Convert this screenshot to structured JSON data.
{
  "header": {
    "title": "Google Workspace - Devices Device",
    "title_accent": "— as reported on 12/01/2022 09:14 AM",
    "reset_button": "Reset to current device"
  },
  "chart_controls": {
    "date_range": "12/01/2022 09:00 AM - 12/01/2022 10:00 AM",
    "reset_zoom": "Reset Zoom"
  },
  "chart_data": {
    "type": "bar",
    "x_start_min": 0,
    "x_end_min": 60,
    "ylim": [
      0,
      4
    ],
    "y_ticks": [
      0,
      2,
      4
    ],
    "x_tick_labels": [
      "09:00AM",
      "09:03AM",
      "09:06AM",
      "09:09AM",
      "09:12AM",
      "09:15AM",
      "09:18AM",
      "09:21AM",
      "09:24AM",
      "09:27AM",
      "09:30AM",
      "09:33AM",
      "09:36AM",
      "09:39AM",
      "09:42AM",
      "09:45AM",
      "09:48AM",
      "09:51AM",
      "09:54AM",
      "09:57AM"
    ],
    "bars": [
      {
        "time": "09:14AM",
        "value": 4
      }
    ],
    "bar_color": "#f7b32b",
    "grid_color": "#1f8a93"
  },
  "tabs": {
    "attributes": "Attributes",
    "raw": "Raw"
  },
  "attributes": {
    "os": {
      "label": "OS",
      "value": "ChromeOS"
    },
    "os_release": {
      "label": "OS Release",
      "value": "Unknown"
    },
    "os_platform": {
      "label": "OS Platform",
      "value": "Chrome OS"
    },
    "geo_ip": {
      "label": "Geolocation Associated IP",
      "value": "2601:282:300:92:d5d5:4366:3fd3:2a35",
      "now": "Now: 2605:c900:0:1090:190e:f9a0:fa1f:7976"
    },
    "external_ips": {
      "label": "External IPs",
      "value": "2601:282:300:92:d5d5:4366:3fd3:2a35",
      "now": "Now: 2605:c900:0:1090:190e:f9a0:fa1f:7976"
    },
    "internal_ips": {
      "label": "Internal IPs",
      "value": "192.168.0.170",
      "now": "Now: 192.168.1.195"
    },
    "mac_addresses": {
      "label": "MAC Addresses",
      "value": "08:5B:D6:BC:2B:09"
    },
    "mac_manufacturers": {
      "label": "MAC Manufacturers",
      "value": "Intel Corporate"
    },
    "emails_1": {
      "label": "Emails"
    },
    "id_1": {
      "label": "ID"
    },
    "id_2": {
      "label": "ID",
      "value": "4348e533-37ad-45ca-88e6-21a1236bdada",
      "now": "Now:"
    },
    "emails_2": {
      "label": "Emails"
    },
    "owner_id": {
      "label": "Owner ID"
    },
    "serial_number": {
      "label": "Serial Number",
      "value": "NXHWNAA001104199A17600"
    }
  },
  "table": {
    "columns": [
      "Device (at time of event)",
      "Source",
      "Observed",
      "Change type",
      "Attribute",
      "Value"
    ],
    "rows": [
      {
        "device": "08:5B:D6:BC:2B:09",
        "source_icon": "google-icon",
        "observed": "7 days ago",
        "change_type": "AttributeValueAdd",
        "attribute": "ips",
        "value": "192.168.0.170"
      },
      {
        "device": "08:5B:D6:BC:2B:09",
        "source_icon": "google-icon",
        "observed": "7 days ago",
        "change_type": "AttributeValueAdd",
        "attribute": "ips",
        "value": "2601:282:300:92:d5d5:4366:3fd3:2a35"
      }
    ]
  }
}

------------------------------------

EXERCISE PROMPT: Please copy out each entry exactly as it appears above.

SOLUTION TO THE PROBLEM:
Convert this screenshot to structured JSON data.
{
  "header": {
    "title": "Google Workspace - Devices Device",
    "title_accent": "— as reported on 12/01/2022 09:14 AM",
    "reset_button": "Reset to current device"
  },
  "chart_controls": {
    "date_range": "12/01/2022 09:00 AM - 12/01/2022 10:00 AM",
    "reset_zoom": "Reset Zoom"
  },
  "chart_data": {
    "type": "bar",
    "x_start_min": 0,
    "x_end_min": 60,
    "ylim": [
      0,
      4
    ],
    "y_ticks": [
      0,
      2,
      4
    ],
    "x_tick_labels": [
      "09:00AM",
      "09:03AM",
      "09:06AM",
      "09:09AM",
      "09:12AM",
      "09:15AM",
      "09:18AM",
      "09:21AM",
      "09:24AM",
      "09:27AM",
      "09:30AM",
      "09:33AM",
      "09:36AM",
      "09:39AM",
      "09:42AM",
      "09:45AM",
      "09:48AM",
      "09:51AM",
      "09:54AM",
      "09:57AM"
    ],
    "bars": [
      {
        "time": "09:14AM",
        "value": 4
      }
    ],
    "bar_color": "#f7b32b",
    "grid_color": "#1f8a93"
  },
  "tabs": {
    "attributes": "Attributes",
    "raw": "Raw"
  },
  "attributes": {
    "os": {
      "label": "OS",
      "value": "ChromeOS"
    },
    "os_release": {
      "label": "OS Release",
      "value": "Unknown"
    },
    "os_platform": {
      "label": "OS Platform",
      "value": "Chrome OS"
    },
    "geo_ip": {
      "label": "Geolocation Associated IP",
      "value": "2601:282:300:92:d5d5:4366:3fd3:2a35",
      "now": "Now: 2605:c900:0:1090:190e:f9a0:fa1f:7976"
    },
    "external_ips": {
      "label": "External IPs",
      "value": "2601:282:300:92:d5d5:4366:3fd3:2a35",
      "now": "Now: 2605:c900:0:1090:190e:f9a0:fa1f:7976"
    },
    "internal_ips": {
      "label": "Internal IPs",
      "value": "192.168.0.170",
      "now": "Now: 192.168.1.195"
    },
    "mac_addresses": {
      "label": "MAC Addresses",
      "value": "08:5B:D6:BC:2B:09"
    },
    "mac_manufacturers": {
      "label": "MAC Manufacturers",
      "value": "Intel Corporate"
    },
    "emails_1": {
      "label": "Emails"
    },
    "id_1": {
      "label": "ID"
    },
    "id_2": {
      "label": "ID",
      "value": "4348e533-37ad-45ca-88e6-21a1236bdada",
      "now": "Now:"
    },
    "emails_2": {
      "label": "Emails"
    },
    "owner_id": {
      "label": "Owner ID"
    },
    "serial_number": {
      "label": "Serial Number",
      "value": "NXHWNAA001104199A17600"
    }
  },
  "table": {
    "columns": [
      "Device (at time of event)",
      "Source",
      "Observed",
      "Change type",
      "Attribute",
      "Value"
    ],
    "rows": [
      {
        "device": "08:5B:D6:BC:2B:09",
        "source_icon": "google-icon",
        "observed": "7 days ago",
        "change_type": "AttributeValueAdd",
        "attribute": "ips",
        "value": "192.168.0.170"
      },
      {
        "device": "08:5B:D6:BC:2B:09",
        "source_icon": "google-icon",
        "observed": "7 days ago",
        "change_type": "AttributeValueAdd",
        "attribute": "ips",
        "value": "2601:282:300:92:d5d5:4366:3fd3:2a35"
      }
    ]
  }
}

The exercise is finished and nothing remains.